No Traction Seen for Cyclist-Driver Law
San Diego official says it’s unlikely that policy-makers will adopt a Los Angeles biker protection law
By Gene Cubbison | Friday, Jul 22, 2011 | Updated 9:34 PM PDTView Comments (4) | Leave A Comment | Email | Print
Should San Diego follow the path of a new Los Angeles city ordinance that lets bicyclists take hostile drivers to court?
The measure carries triple damages up to $1,000, plus punitive damages and legal costs.
But the perspective offered by local cycling activists and public-safety policymakers at San Diego's City Hall indicates there's no immediate traction for a similar bike ordinance.
Riders emphasis that the problems that arise between bicycles and motor vehicles are a two-way street.
They say a lot of cyclists have horror stories about malicious motorists. Conversely, many drivers don't like boneheads on bikes.
"You end up hitting them and sliding across their hoods," says Mike Abell, a Kearny Mesa resident and public relations liaison for the San Diego Bicycle Club.
"We all carry the scars from those things. Most of us assume that's part of the inherent dangers in cycling."
As for the idea of introducing a similar measure here in San Diego?
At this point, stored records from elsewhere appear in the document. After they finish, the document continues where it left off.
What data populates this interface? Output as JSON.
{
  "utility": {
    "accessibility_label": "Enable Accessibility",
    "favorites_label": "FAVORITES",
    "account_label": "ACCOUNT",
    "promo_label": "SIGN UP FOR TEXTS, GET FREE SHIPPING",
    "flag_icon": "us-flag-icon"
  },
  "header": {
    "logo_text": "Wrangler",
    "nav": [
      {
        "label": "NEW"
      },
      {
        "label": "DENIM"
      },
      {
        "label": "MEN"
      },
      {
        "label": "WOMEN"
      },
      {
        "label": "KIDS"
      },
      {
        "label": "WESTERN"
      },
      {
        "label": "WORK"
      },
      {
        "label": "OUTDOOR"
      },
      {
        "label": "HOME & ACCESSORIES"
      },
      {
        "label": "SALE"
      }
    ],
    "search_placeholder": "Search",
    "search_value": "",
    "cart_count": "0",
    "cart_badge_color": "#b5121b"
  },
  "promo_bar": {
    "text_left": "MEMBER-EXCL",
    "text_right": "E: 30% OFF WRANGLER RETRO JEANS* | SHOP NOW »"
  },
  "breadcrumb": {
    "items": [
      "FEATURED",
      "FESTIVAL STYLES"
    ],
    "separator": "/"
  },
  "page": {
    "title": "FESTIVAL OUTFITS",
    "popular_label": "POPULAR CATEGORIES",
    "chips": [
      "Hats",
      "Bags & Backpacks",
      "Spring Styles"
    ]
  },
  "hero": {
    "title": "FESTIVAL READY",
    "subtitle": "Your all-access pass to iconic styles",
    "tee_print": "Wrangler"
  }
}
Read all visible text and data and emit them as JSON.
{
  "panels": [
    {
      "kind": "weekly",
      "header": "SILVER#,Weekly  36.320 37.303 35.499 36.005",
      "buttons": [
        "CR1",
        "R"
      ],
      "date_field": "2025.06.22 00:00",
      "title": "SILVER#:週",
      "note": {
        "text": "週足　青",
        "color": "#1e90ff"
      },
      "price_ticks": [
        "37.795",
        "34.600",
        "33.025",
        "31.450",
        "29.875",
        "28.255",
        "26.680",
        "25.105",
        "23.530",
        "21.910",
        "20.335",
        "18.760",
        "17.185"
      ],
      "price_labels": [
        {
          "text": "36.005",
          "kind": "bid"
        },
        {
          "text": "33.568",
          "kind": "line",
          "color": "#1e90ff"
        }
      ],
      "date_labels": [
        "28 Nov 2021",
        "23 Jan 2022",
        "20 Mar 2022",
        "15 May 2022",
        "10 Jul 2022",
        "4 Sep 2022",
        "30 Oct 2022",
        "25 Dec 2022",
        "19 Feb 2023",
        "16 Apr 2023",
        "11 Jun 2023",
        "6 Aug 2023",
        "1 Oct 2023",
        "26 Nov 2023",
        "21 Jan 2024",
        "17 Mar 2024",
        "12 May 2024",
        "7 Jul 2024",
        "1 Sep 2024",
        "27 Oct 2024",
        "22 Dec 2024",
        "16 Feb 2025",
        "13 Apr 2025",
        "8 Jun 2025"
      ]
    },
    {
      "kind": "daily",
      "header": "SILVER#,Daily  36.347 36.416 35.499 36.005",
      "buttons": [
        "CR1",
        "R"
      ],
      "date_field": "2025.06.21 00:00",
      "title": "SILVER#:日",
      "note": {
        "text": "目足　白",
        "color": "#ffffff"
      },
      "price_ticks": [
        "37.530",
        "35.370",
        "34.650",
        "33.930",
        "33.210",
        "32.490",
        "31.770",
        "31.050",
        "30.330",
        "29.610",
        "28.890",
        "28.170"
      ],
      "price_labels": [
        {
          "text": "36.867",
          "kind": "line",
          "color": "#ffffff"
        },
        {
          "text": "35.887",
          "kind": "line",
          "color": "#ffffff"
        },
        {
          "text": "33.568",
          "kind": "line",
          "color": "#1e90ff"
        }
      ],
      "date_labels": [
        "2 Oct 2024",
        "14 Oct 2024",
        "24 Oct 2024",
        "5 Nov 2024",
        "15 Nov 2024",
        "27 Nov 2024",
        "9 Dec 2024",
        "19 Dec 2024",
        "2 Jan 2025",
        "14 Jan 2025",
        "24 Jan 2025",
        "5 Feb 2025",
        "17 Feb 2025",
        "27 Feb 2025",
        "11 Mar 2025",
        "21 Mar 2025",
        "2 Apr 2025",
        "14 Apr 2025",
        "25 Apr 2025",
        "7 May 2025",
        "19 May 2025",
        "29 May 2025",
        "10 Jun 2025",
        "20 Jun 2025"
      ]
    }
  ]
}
"It sounds great on paper, but the practicality is going to be very difficult," says Steve Borer, a civil trial attorney who is president and general counsel of the San Diego Bicycle Club.
"If the ordinance is written criminally, I think it would have much greater chance of success," Borer explains. "Have more teeth, have the D.A. or city attorney involved. But this is in the civil arena, and I think this is going to be much more difficult."
Borer says cyclists themselves can go a long way in helping tame wild-eyed drivers by correcting their own bad habits.
For example, says Jacob Cain, floor manager of Mission Hills Bikes: "Running red lights. Going the wrong way on the road. Basically, cutting off cars. You know, that sets up a bad image for cycling, because it only takes one or two."
"And the more cyclists and drivers out there who know how to get along on the road," Cain adds, "the better it is for me, the better it is for you."